■ **EXERCISE GOAL**
Return only those lines of the material that contain "from".

== Segment start ==

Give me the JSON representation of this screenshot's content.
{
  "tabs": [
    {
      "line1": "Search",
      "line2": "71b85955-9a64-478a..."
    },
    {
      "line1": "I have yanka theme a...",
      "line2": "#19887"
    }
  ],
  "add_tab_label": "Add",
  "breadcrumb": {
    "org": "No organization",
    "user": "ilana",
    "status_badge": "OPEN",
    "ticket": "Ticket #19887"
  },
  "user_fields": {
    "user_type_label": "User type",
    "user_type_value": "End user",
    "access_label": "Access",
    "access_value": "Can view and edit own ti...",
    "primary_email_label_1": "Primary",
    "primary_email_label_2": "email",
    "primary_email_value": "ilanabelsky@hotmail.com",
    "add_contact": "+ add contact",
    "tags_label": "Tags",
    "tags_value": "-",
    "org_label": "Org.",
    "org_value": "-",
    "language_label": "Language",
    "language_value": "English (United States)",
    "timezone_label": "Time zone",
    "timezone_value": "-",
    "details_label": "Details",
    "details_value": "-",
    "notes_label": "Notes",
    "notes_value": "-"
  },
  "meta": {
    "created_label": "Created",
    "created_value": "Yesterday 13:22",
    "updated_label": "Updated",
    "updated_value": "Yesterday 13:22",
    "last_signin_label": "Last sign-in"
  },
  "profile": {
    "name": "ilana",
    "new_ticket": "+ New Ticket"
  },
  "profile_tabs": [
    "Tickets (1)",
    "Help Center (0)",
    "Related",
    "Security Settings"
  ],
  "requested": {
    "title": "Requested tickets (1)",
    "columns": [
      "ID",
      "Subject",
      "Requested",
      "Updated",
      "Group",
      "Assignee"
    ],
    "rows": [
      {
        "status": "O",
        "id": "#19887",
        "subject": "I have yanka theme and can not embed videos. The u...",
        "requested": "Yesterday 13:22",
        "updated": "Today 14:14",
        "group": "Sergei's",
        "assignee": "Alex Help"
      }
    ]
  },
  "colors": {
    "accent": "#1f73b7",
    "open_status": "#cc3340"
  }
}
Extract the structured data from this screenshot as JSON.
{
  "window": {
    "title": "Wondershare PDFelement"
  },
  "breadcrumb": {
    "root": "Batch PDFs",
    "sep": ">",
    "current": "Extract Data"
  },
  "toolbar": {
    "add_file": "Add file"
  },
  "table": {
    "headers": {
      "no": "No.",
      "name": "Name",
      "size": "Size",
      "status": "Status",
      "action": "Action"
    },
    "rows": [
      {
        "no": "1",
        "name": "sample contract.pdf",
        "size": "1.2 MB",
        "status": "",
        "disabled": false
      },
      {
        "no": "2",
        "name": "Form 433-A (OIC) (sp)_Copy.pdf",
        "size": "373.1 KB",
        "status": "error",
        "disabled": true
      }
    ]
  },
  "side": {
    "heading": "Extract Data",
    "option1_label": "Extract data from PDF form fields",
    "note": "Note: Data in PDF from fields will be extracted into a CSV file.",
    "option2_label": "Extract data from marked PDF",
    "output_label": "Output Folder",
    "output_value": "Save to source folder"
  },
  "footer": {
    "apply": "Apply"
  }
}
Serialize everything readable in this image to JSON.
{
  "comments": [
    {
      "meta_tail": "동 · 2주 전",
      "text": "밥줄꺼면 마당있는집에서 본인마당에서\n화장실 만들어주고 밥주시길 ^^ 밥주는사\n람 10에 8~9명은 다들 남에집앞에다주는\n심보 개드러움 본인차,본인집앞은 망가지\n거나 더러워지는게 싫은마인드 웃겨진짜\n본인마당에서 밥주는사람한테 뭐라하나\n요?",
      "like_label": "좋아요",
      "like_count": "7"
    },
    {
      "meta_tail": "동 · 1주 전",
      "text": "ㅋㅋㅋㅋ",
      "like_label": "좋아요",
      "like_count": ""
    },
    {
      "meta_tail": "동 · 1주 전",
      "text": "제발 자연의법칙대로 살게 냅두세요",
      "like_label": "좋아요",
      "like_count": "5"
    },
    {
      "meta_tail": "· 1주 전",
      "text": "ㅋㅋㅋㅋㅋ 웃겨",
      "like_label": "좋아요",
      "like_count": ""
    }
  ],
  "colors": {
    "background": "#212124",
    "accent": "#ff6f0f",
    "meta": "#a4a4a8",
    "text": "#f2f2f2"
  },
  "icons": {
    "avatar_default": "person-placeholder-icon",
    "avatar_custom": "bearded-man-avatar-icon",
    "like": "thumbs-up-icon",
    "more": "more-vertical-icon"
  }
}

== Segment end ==

■ **RESULT FOR THIS TASK**
Extract the structured data from this screenshot as JSON.
    "option1_label": "Extract data from PDF form fields",
    "note": "Note: Data in PDF from fields will be extracted into a CSV file.",
    "option2_label": "Extract data from marked PDF",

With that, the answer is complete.